The dianthus we are discussing here are probably Dianthus chinensis. If you want a really gorgeous, dependable, constant bloomer for all seasons, try some of what I've heard called "pincushion carnations" -- the low growing, spreading blue-green foliage type with a true multi-petaled mini-carnation flower (I can't find a photo or botanical name of this plant in the plant files, but will try to get a photo of my plant). It is much more attractive than the D. chinensis and has become one of my favorite garden plants. It can take more sun than the D. chinensis and keeps spreading to form a dense mat of attractive foliage and year-round flowers.
Thanks, Jeremy -- I'll keep my eyes out for that one! I'm really fond of the dianthus, as they have been such sturdy little buggers, even blooming past the few freezes we had here this winter. The last haul I took from your bountiful half-acre have started blooming now, too.
BTW -- the Motherlode snapdragons are blooming, too. Some day I'll get off my duff and take some pics.

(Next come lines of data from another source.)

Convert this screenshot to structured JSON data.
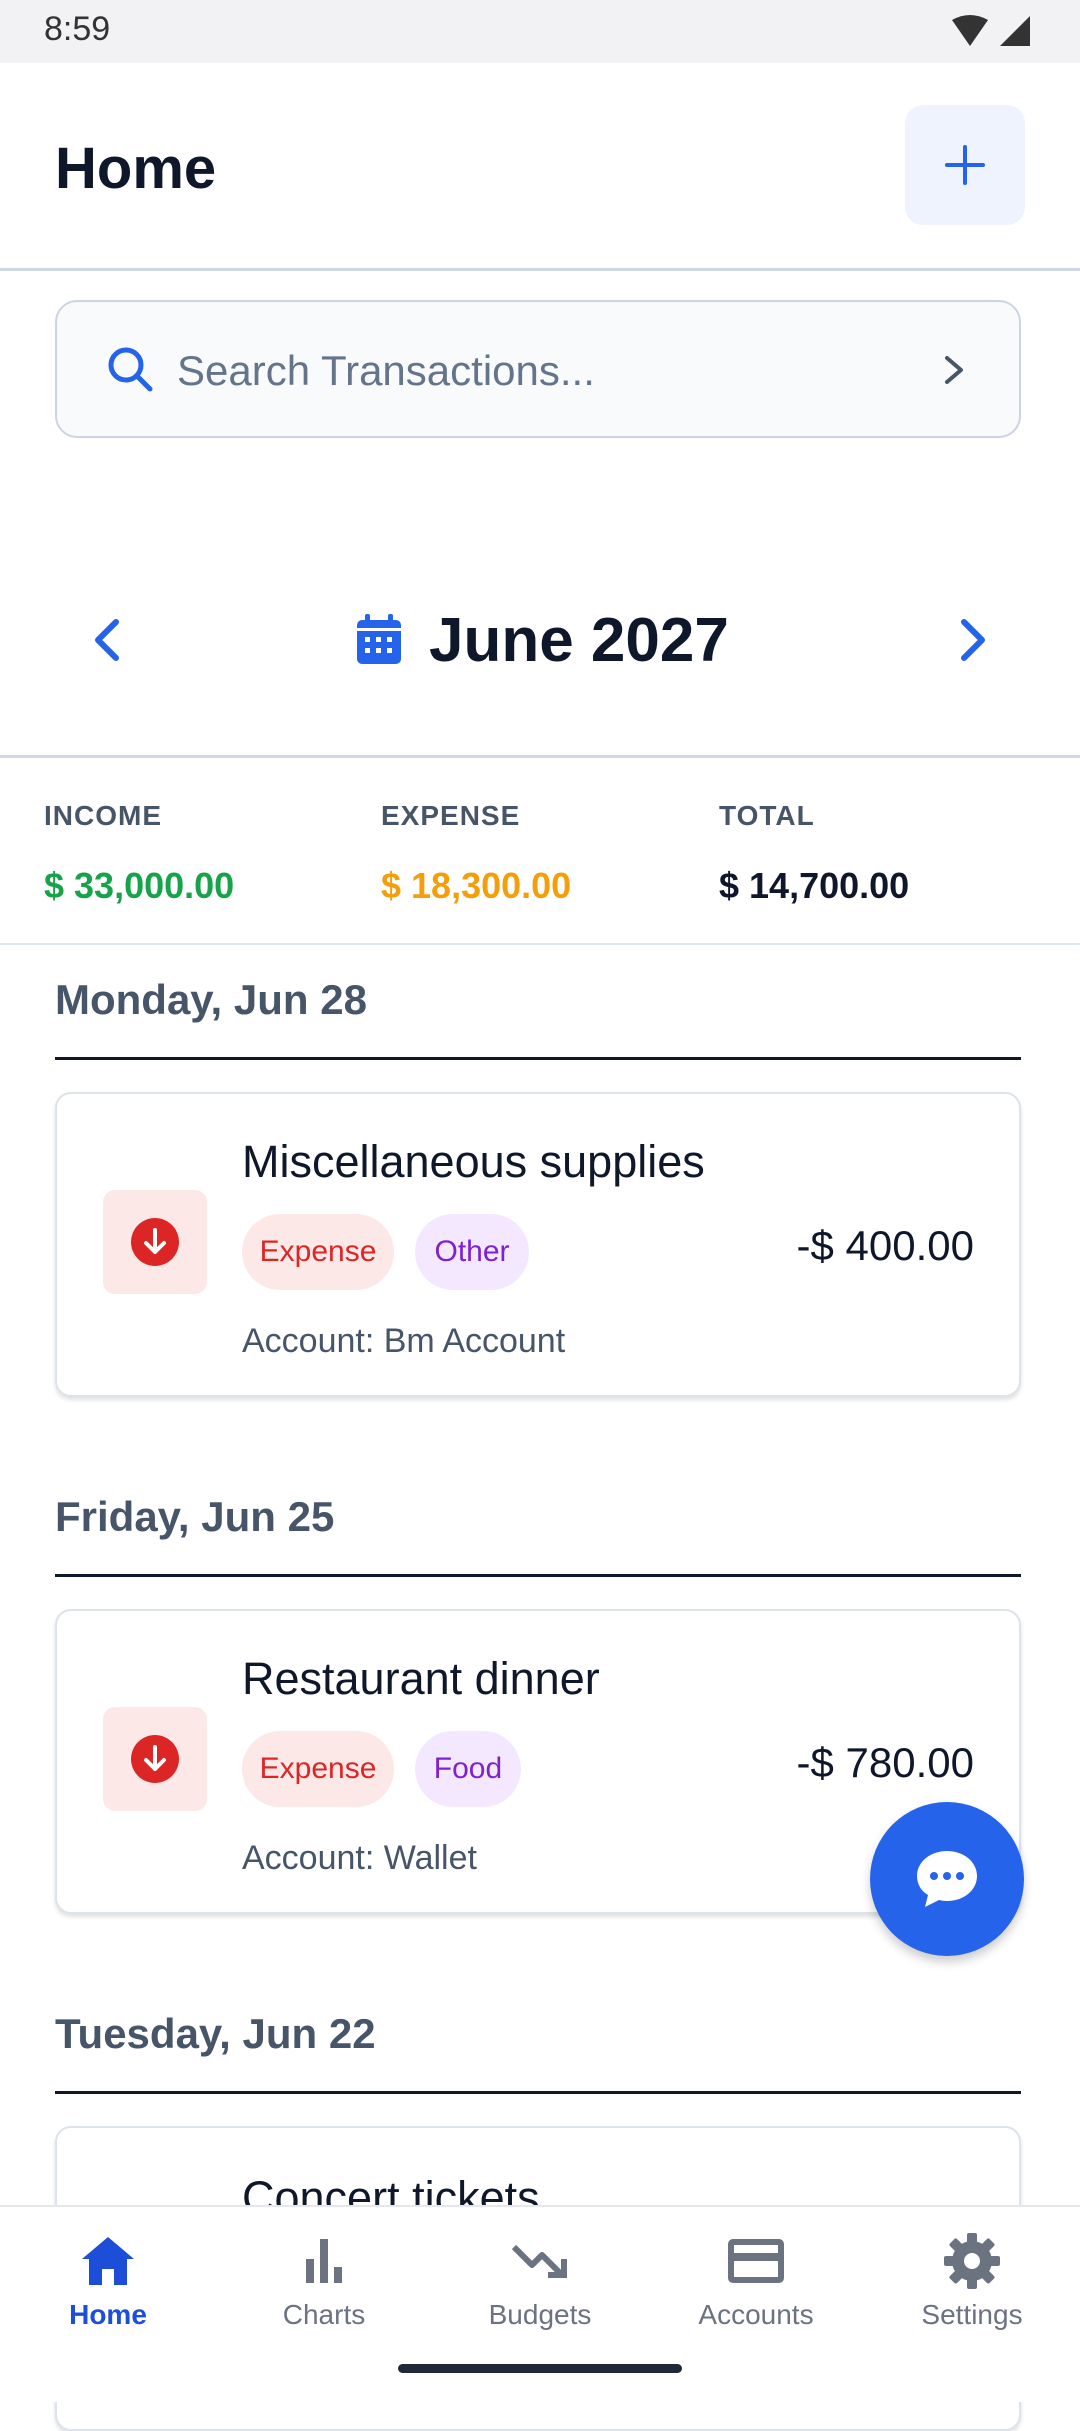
{
  "status": {
    "time": "8:59"
  },
  "header": {
    "title": "Home"
  },
  "search": {
    "placeholder": "Search Transactions..."
  },
  "month_nav": {
    "label": "June 2027"
  },
  "summary": {
    "income_label": "INCOME",
    "income_value": "$ 33,000.00",
    "expense_label": "EXPENSE",
    "expense_value": "$ 18,300.00",
    "total_label": "TOTAL",
    "total_value": "$ 14,700.00",
    "colors": {
      "income": "#16a34a",
      "expense": "#f59e0b",
      "total": "#0f172a"
    }
  },
  "days": [
    {
      "date": "Monday, Jun 28",
      "transaction": {
        "title": "Miscellaneous supplies",
        "type_tag": "Expense",
        "category_tag": "Other",
        "account": "Account: Bm Account",
        "amount": "-$ 400.00"
      }
    },
    {
      "date": "Friday, Jun 25",
      "transaction": {
        "title": "Restaurant dinner",
        "type_tag": "Expense",
        "category_tag": "Food",
        "account": "Account: Wallet",
        "amount": "-$ 780.00"
      }
    },
    {
      "date": "Tuesday, Jun 22",
      "transaction": {
        "title": "Concert tickets"
      }
    }
  ],
  "bottom_nav": {
    "items": [
      {
        "label": "Home",
        "icon": "home-icon",
        "active": true
      },
      {
        "label": "Charts",
        "icon": "bar-chart-icon",
        "active": false
      },
      {
        "label": "Budgets",
        "icon": "trending-down-icon",
        "active": false
      },
      {
        "label": "Accounts",
        "icon": "credit-card-icon",
        "active": false
      },
      {
        "label": "Settings",
        "icon": "gear-icon",
        "active": false
      }
    ]
  },
  "accent_color": "#2563eb"
}
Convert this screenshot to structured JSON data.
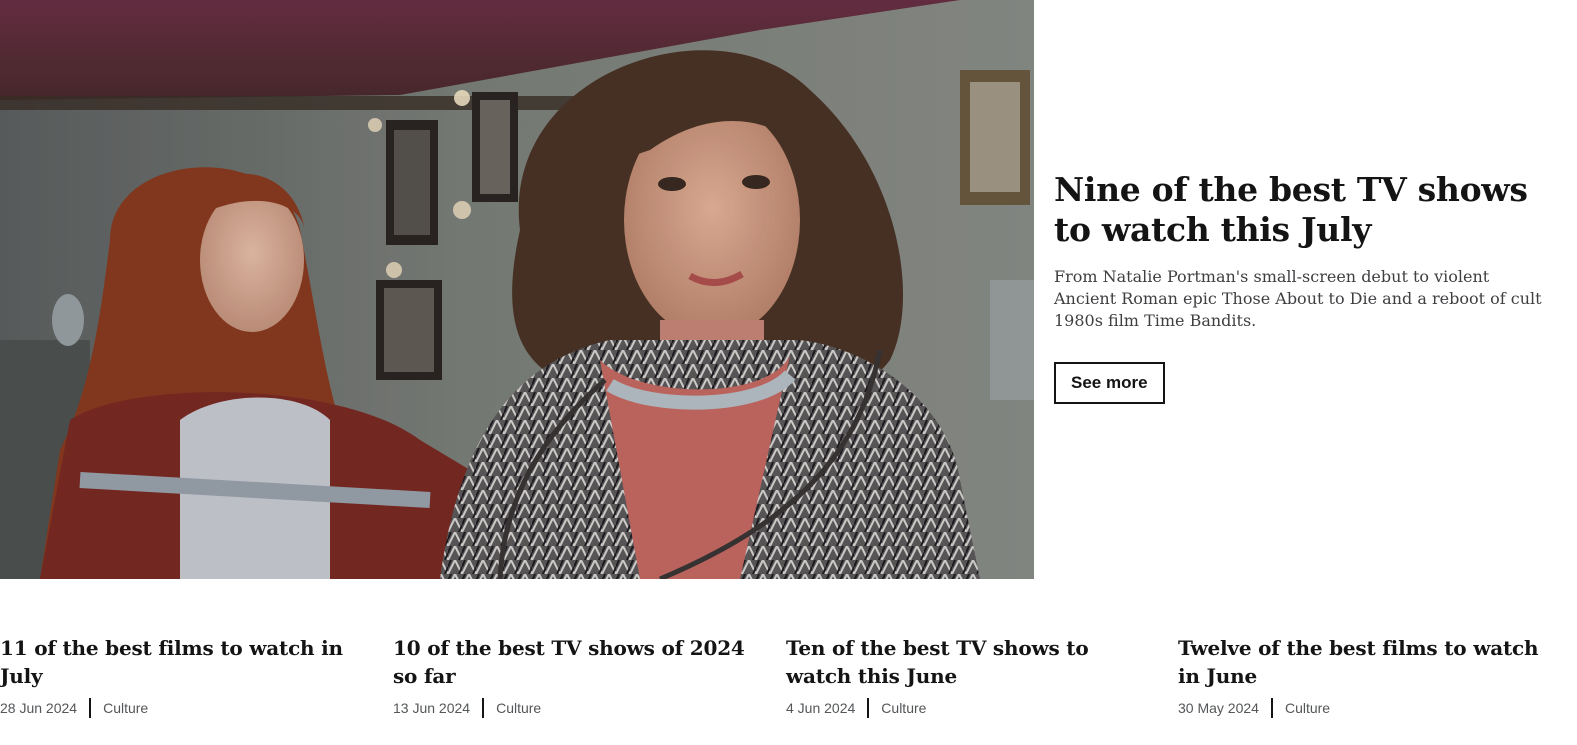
{
  "hero": {
    "title": "Nine of the best TV shows to watch this July",
    "summary": "From Natalie Portman's small-screen debut to violent Ancient Roman epic Those About to Die and a reboot of cult 1980s film Time Bandits.",
    "button_label": "See more",
    "image_icon": "hero-photo"
  },
  "cards": [
    {
      "title": "11 of the best films to watch in July",
      "date": "28 Jun 2024",
      "tag": "Culture"
    },
    {
      "title": "10 of the best TV shows of 2024 so far",
      "date": "13 Jun 2024",
      "tag": "Culture"
    },
    {
      "title": "Ten of the best TV shows to watch this June",
      "date": "4 Jun 2024",
      "tag": "Culture"
    },
    {
      "title": "Twelve of the best films to watch in June",
      "date": "30 May 2024",
      "tag": "Culture"
    }
  ]
}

The snapdragons that I've installed in friends and paid job clients' gardens have been fantastic! They kept growing taller, continuing to bloom for weeks and weeks, and filling out nicely. I only had time to plant a few snapdragons in my own garden, but am especially enjoying one white one that is by my front sidewalk. About 800 (or more!) snapdragons remain, but I think the ladies from the Mandarin Garden Club in Jacksonville may wipe out most of that supply when they come this Friday with 2 vehicles to haul away any available plants for their upcoming plant sale in two weeks.
Most of my dianthus in pots, alas, bit the dust as a result of either/and the freezes or the prolonged drought.
It was great to read all the comments. I had put a couple dianthus in part sun in early fall and they are still going strong. I am a teacher who tends to ignore my garden from fall until spring. So the neglected, yet healthy dianthus plants and the reading this thread spurred me on. I think I must have gotten about 20 around Apr 13 and they are in the ground, looking so cute! I hope they do as well as the fall ones. I think they will-- I pay a lot more attention to my plants in spring & summer!